Days of Summer, Science, and Celebration

Dear Colleagues,

Last week’s graduation ceremonies were a special reminder of why we come to work. For many of us, seeing the Class of 2023 dressed in their Columbia blue regalia was both joyful and cathartic after the last several years. This is a special cohort of students from across our disciplines of medicine, nursing, dentistry, and public health. Their resilience, poise, and empathy in the face of historic adversity give me incredible hope for the future of health care, and it was a privilege to celebrate them with all of you. 

Our thanks to Dr. Atul Gawande for sharing his wisdom with us at the VP&S ceremony. His return to campus marked 18 years since his first VP&S graduation address, where he spoke at Dr. Lisa Mellman’s very first graduation as VP&S dean of students. As it happened, Dr. Gawande returned this year just in time for her last graduation as dean of students. The VP&S Class of 2023 honored Dr. Mellman with the Distinguished Teacher Award—a fitting end to a storied tenure in this important role. I want to give a very special thanks to all of you who helped make this a memorable week for the graduates and their families. My youngest daughter celebrated her own college graduation this weekend, so take it from a proud mom that what you do means so much to those of us in the audience. Thank you all, and congratulations again to the Class of 2023.
With that, summer is ahead and I must say I’m looking forward to it even more than usual. As one cohort of students leaves campus, a new group arrives by way of our summer pipeline programs. There are too many of these programs to list here, and that’s a testament to all the faculty and staff who dedicate their time and energy to this incredibly important work. These high school and undergraduate students are able to build foundations for careers in medicine and science thanks to the opportunities they find here, and it’s so meaningful to see how our summer programs impact their lives and professional trajectories. The opportunity to provide more coordination and support across these programs has been highlighted as a priority for the next phase of VP&S strategic planning. 

Just this week, I had the opportunity to participate in a very special celebration of the Department of Urology held on Liberty Island. I confess that I was skeptical about the wisdom of bringing faculty, staff, and friends of the department out for dinner on a ferry in uncertain weather. But, as I shared in my comments that evening, it’s hard to imagine a better setting for highlighting the importance of equity in health care and the power of attracting diverse talent to any enterprise. I highly recommend spending some time at the Statue of Liberty and Ellis Island if you need a reminder of how fortunate we are to work in this incredible city and how important it is for us to remain steadfast in our commitment to advancing health and opportunity for all. 

On an administrative note, I know that many of you have seen the information about the new Simple is Better effort to improve organizational processes across CUIMC. I have already received a lot of great feedback about the importance of such an initiative.
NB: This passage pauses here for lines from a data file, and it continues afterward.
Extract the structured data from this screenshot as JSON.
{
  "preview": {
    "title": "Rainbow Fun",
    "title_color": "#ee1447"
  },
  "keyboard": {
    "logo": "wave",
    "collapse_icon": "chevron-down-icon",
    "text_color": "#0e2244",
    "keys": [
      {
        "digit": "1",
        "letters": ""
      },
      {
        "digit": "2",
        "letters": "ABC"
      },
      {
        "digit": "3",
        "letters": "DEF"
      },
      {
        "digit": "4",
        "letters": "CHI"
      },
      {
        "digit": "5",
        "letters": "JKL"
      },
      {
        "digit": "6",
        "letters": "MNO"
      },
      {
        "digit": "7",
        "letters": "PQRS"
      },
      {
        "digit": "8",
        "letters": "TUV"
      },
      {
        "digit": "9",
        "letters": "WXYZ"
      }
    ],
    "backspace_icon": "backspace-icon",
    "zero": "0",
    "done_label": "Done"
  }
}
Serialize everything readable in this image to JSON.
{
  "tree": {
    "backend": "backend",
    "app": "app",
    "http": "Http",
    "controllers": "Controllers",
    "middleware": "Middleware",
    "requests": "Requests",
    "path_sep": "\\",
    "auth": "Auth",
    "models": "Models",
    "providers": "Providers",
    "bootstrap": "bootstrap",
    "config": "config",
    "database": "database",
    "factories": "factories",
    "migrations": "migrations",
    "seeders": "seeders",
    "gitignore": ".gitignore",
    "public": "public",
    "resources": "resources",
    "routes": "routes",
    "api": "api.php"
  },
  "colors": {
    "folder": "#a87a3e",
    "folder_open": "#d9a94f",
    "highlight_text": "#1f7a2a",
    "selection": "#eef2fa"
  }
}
In my experience, so much of the success of these efforts depends upon our willingness to try new ways of doing things, even when we may have some level of skepticism about their success. Perhaps a little like my lesson from the dinner on Liberty Island. I encourage you to send in your suggestions at and look forward to calling on many of you to help us redesign our processes over the months ahead. 
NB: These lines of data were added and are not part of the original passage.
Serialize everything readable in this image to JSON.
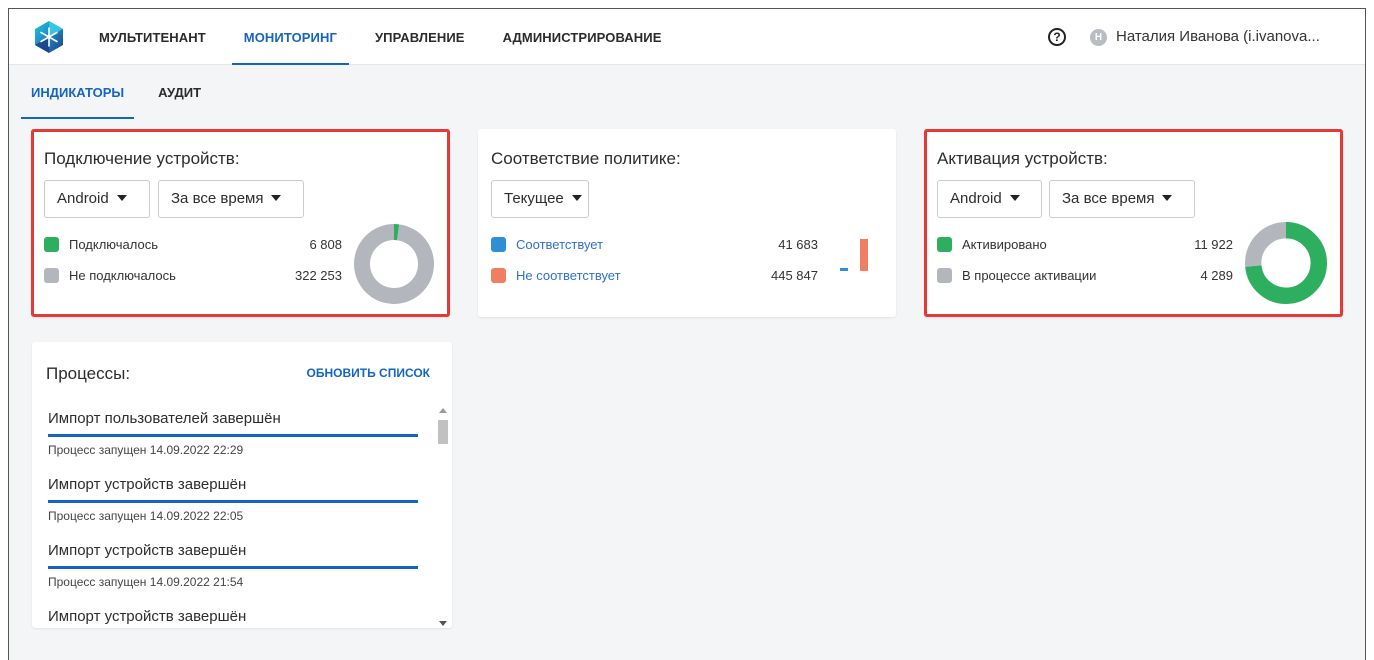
{
  "nav": {
    "items": [
      {
        "label": "МУЛЬТИТЕНАНТ",
        "active": false
      },
      {
        "label": "МОНИТОРИНГ",
        "active": true
      },
      {
        "label": "УПРАВЛЕНИЕ",
        "active": false
      },
      {
        "label": "АДМИНИСТРИРОВАНИЕ",
        "active": false
      }
    ]
  },
  "header": {
    "help_icon": "question-circle-icon",
    "avatar_initial": "Н",
    "user_name": "Наталия Иванова (i.ivanova..."
  },
  "subtabs": [
    {
      "label": "ИНДИКАТОРЫ",
      "active": true
    },
    {
      "label": "АУДИТ",
      "active": false
    }
  ],
  "connection": {
    "title": "Подключение устройств:",
    "platform": "Android",
    "period": "За все время",
    "items": [
      {
        "label": "Подключалось",
        "value": "6 808",
        "color": "#2eaf5f"
      },
      {
        "label": "Не подключалось",
        "value": "322 253",
        "color": "#b3b7bd"
      }
    ]
  },
  "compliance": {
    "title": "Соответствие политике:",
    "period": "Текущее",
    "items": [
      {
        "label": "Соответствует",
        "value": "41 683",
        "color": "#2f8fd6"
      },
      {
        "label": "Не соответствует",
        "value": "445 847",
        "color": "#f07e63"
      }
    ]
  },
  "activation": {
    "title": "Активация устройств:",
    "platform": "Android",
    "period": "За все время",
    "items": [
      {
        "label": "Активировано",
        "value": "11 922",
        "color": "#2eaf5f"
      },
      {
        "label": "В процессе активации",
        "value": "4 289",
        "color": "#b3b7bd"
      }
    ]
  },
  "processes": {
    "title": "Процессы:",
    "refresh_label": "ОБНОВИТЬ СПИСОК",
    "items": [
      {
        "name": "Импорт пользователей завершён",
        "time": "Процесс запущен 14.09.2022 22:29",
        "progress": 1.0
      },
      {
        "name": "Импорт устройств завершён",
        "time": "Процесс запущен 14.09.2022 22:05",
        "progress": 1.0
      },
      {
        "name": "Импорт устройств завершён",
        "time": "Процесс запущен 14.09.2022 21:54",
        "progress": 1.0
      },
      {
        "name": "Импорт устройств завершён",
        "time": "",
        "progress": 1.0
      }
    ]
  },
  "chart_data": [
    {
      "type": "pie",
      "categories": [
        "Подключалось",
        "Не подключалось"
      ],
      "values": [
        6808,
        322253
      ],
      "colors": [
        "#2eaf5f",
        "#b3b7bd"
      ]
    },
    {
      "type": "bar",
      "categories": [
        "Соответствует",
        "Не соответствует"
      ],
      "values": [
        41683,
        445847
      ],
      "colors": [
        "#2f8fd6",
        "#f07e63"
      ]
    },
    {
      "type": "pie",
      "categories": [
        "Активировано",
        "В процессе активации"
      ],
      "values": [
        11922,
        4289
      ],
      "colors": [
        "#2eaf5f",
        "#b3b7bd"
      ]
    }
  ]
}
In other summer news, I want to remind you that the first two of our VP&S Science Afternoons are just around the corner. I hope you will take advantage of these opportunities to hear from our basic science departments on their latest advances and their plans for the future. The incredible research we do here is so central to our work, whether it’s laying the foundation for future discoveries or connecting our patients with the groundbreaking science that happens here. While much of our recent discussion has focused on the importance of our training programs and early career faculty pipeline in advancing this mission (including the new Vagelos Institute), the contributions of our scientific leadership to these efforts cannot be overstated. I am grateful to Dr. Gerard Karsenty, chair of the Department of Genetics and Development, and Dr. Riccardo Dalla-Favera, director of the Institute for Cancer Genetics, for being the first departmental and institute leaders to participate in this process. I also want to take this opportunity to congratulate Riccardo for receiving the AACR Outstanding Achievement in Blood Cancer Research and Dr. Cory Abate-Shen, chair of the Department of Molecular Pharmacology and Therapeutics, for being recognized with the AACR-Women in Cancer Research Charlotte Friend Lectureship at the AACR meeting this year. 
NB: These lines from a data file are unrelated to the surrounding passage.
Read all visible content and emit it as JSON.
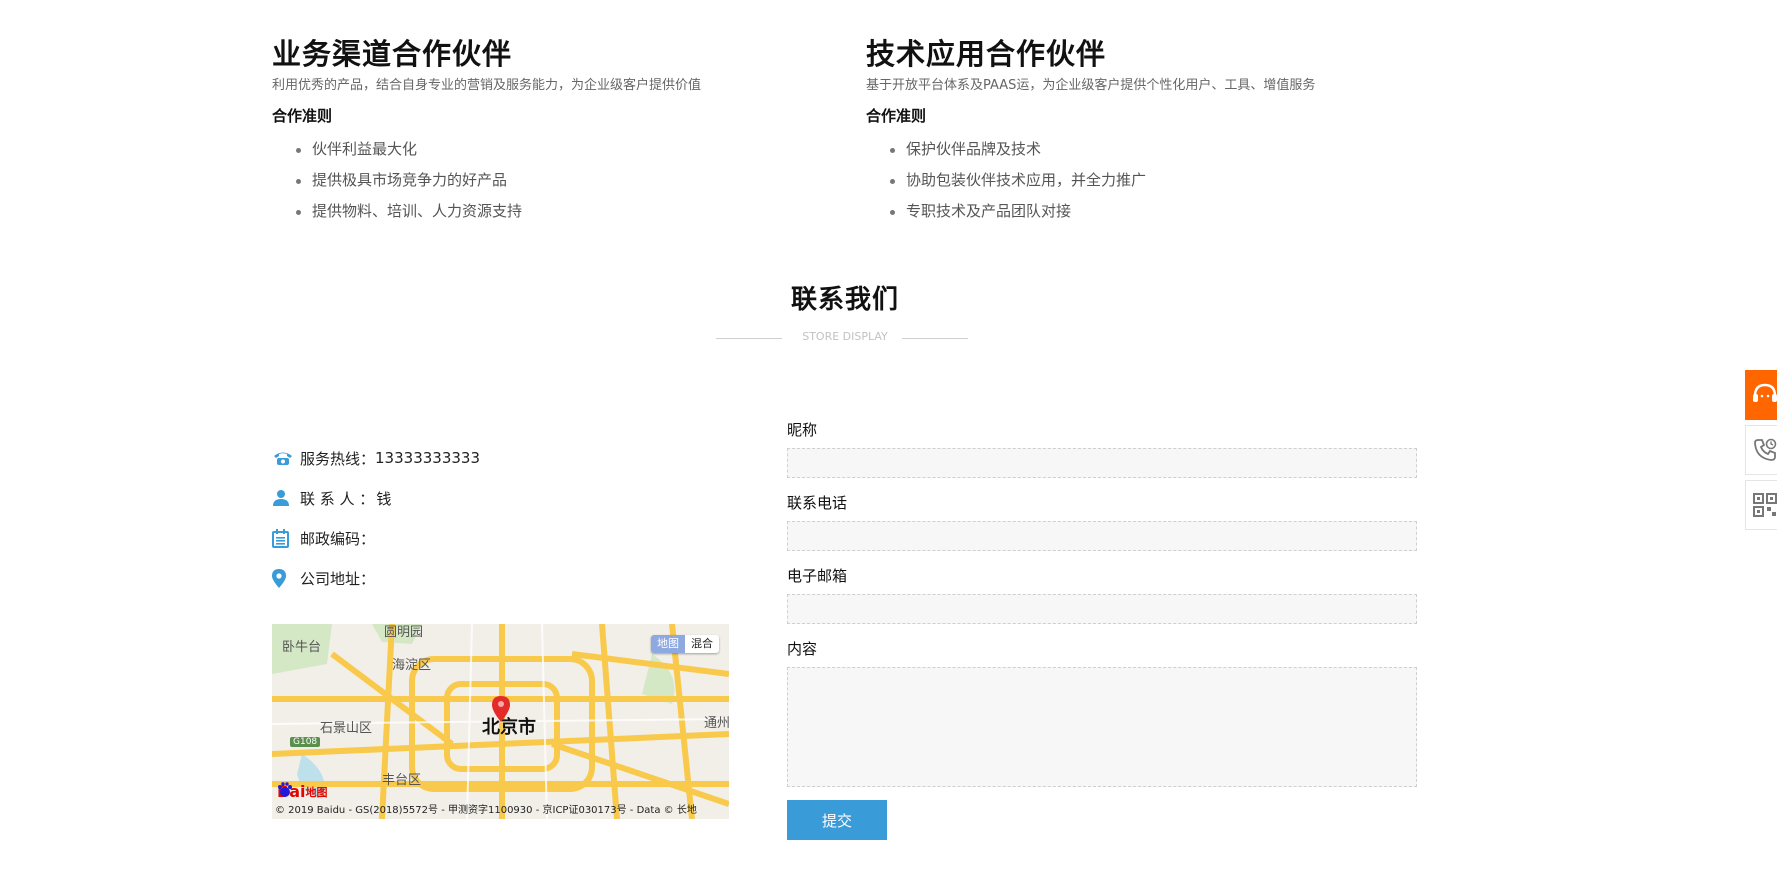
{
  "business_partner": {
    "title": "业务渠道合作伙伴",
    "subtitle": "利用优秀的产品，结合自身专业的营销及服务能力，为企业级客户提供价值",
    "principles_heading": "合作准则",
    "items": [
      "伙伴利益最大化",
      "提供极具市场竞争力的好产品",
      "提供物料、培训、人力资源支持"
    ]
  },
  "tech_partner": {
    "title": "技术应用合作伙伴",
    "subtitle": "基于开放平台体系及PAAS运，为企业级客户提供个性化用户、工具、增值服务",
    "principles_heading": "合作准则",
    "items": [
      "保护伙伴品牌及技术",
      "协助包装伙伴技术应用，并全力推广",
      "专职技术及产品团队对接"
    ]
  },
  "contact": {
    "title": "联系我们",
    "subtitle": "STORE DISPLAY",
    "hotline_label": "服务热线：",
    "hotline_value": "13333333333",
    "person_label": "联 系 人 ：",
    "person_value": "钱",
    "postcode_label": "邮政编码：",
    "address_label": "公司地址："
  },
  "map": {
    "toggle_map": "地图",
    "toggle_hybrid": "混合",
    "city": "北京市",
    "labels": [
      "海淀区",
      "石景山区",
      "丰台区",
      "卧牛台",
      "圆明园",
      "通州",
      "G108"
    ],
    "logo_text": "Bai",
    "logo_suffix": "地图",
    "copyright": "© 2019 Baidu - GS(2018)5572号 - 甲测资字1100930 - 京ICP证030173号 - Data © 长地"
  },
  "form": {
    "nickname_label": "昵称",
    "phone_label": "联系电话",
    "email_label": "电子邮箱",
    "content_label": "内容",
    "submit_label": "提交"
  },
  "colors": {
    "accent_blue": "#3a9bd9",
    "float_orange": "#ff6600",
    "map_road": "#f8c94a"
  },
  "icons": [
    "phone-icon",
    "user-icon",
    "calendar-icon",
    "location-pin-icon",
    "customer-service-icon",
    "phone-call-icon",
    "qrcode-icon",
    "map-marker-icon"
  ]
}
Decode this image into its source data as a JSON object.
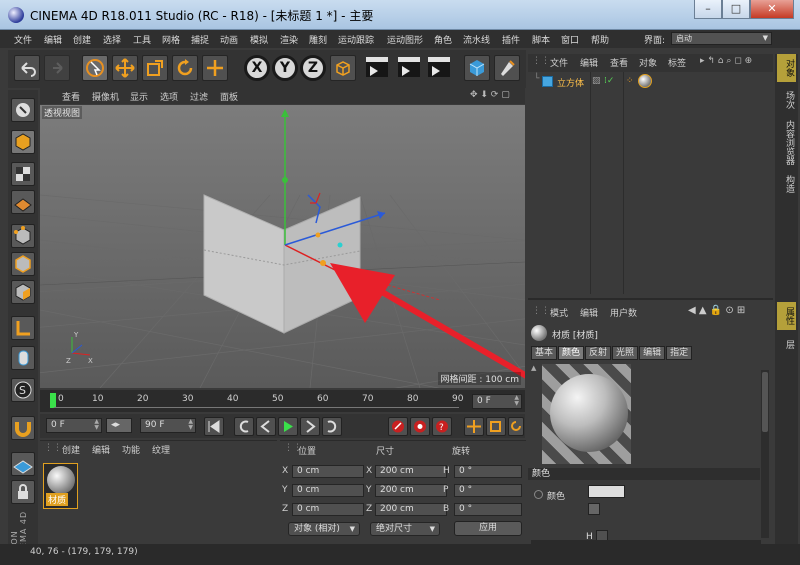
{
  "window": {
    "title": "CINEMA 4D R18.011 Studio (RC - R18) - [未标题 1 *] - 主要"
  },
  "menubar": {
    "items": [
      "文件",
      "编辑",
      "创建",
      "选择",
      "工具",
      "网格",
      "捕捉",
      "动画",
      "模拟",
      "渲染",
      "雕刻",
      "运动跟踪",
      "运动图形",
      "角色",
      "流水线",
      "插件",
      "脚本",
      "窗口",
      "帮助"
    ],
    "layout_label": "界面:",
    "layout_value": "启动"
  },
  "viewport": {
    "menu": [
      "查看",
      "摄像机",
      "显示",
      "选项",
      "过滤",
      "面板"
    ],
    "label": "透视视图",
    "grid_spacing": "网格间距 : 100 cm"
  },
  "timeline": {
    "ticks": [
      "0",
      "10",
      "20",
      "30",
      "40",
      "50",
      "60",
      "70",
      "80",
      "90"
    ],
    "end_frame": "0 F"
  },
  "transport": {
    "start": "0 F",
    "end": "90 F"
  },
  "material_panel": {
    "menu": [
      "创建",
      "编辑",
      "功能",
      "纹理"
    ],
    "material_name": "材质"
  },
  "coord_panel": {
    "headers": {
      "position": "位置",
      "size": "尺寸",
      "rotation": "旋转"
    },
    "rows": [
      {
        "axis": "X",
        "pos": "0 cm",
        "size_axis": "X",
        "size": "200 cm",
        "rot_axis": "H",
        "rot": "0 °"
      },
      {
        "axis": "Y",
        "pos": "0 cm",
        "size_axis": "Y",
        "size": "200 cm",
        "rot_axis": "P",
        "rot": "0 °"
      },
      {
        "axis": "Z",
        "pos": "0 cm",
        "size_axis": "Z",
        "size": "200 cm",
        "rot_axis": "B",
        "rot": "0 °"
      }
    ],
    "mode": "对象 (相对)",
    "size_mode": "绝对尺寸",
    "apply": "应用"
  },
  "status": {
    "text": "40, 76 - (179, 179, 179)"
  },
  "object_manager": {
    "menu": [
      "文件",
      "编辑",
      "查看",
      "对象",
      "标签"
    ],
    "object_name": "立方体"
  },
  "attribute_manager": {
    "menu": [
      "模式",
      "编辑",
      "用户数"
    ],
    "title": "材质 [材质]",
    "tabs": [
      "基本",
      "颜色",
      "反射",
      "光照",
      "编辑",
      "指定"
    ],
    "active_tab": "颜色",
    "section": "颜色",
    "color_label": "颜色",
    "h_label": "H"
  },
  "side_tabs": {
    "top": [
      "对象",
      "场次",
      "内容浏览器",
      "构造"
    ],
    "bottom": [
      "属性",
      "层"
    ]
  },
  "brand": {
    "vertical": "MAXON CINEMA 4D"
  },
  "colors": {
    "accent": "#e0a020",
    "selection": "#ffc04a",
    "arrow": "#e8202a"
  }
}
Finally, with Memorial Day weekend upon us, I want to remind everyone about the importance of vacation and finding time to unwind, reflect, and recharge. As for my own summer vacation plans, I’ll be spending some time on the beach with family, books in hand. I shared my enthusiasm for one of my favorite books, “The Boys in the Boat,” when I joined this community a year ago and heard from many people who added it to their list. My Summer Reading List is growing fast, and I’ve pulled a few highlights together for your consideration. Feel free to send me suggestions and I am happy to add them to the list. 

With that, I have some reading to do. I’ll see you all next week. Until then, be safe and be well. 

All my best,

Katrina Armstrong, MD 
Dean of the Vagelos College of Physicians and Surgeons
Executive Vice President for Health and Biomedical Sciences, Columbia University